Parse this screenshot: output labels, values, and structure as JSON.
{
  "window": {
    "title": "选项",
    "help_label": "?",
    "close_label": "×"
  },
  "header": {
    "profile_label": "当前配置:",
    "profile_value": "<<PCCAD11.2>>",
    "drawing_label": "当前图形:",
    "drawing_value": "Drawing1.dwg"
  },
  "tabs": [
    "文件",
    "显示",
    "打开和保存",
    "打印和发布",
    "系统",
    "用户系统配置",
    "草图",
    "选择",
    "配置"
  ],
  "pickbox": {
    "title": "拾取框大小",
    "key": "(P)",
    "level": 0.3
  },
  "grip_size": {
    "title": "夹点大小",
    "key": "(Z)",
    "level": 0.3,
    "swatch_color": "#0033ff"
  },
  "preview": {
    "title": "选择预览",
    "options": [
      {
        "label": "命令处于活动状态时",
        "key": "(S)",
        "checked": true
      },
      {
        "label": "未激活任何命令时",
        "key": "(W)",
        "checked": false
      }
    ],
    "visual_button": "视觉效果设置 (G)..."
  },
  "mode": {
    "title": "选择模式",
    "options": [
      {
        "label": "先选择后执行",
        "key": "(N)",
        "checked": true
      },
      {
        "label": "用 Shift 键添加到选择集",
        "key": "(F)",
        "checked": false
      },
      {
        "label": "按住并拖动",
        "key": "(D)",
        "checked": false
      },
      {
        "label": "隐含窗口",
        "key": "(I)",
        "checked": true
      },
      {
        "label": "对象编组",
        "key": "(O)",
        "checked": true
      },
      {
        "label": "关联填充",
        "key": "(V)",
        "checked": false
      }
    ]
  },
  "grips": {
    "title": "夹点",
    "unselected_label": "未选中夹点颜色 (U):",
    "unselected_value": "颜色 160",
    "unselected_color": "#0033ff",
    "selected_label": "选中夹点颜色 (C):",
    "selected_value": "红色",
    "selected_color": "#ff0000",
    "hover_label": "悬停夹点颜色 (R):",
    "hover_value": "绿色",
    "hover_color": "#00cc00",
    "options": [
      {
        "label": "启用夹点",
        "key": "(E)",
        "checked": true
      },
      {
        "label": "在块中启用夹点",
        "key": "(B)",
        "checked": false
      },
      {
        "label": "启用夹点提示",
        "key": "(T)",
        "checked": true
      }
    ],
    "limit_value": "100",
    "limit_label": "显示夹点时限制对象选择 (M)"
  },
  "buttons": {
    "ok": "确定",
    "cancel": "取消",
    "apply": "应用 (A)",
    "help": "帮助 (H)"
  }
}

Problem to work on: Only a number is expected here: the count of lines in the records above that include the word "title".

Written response: 6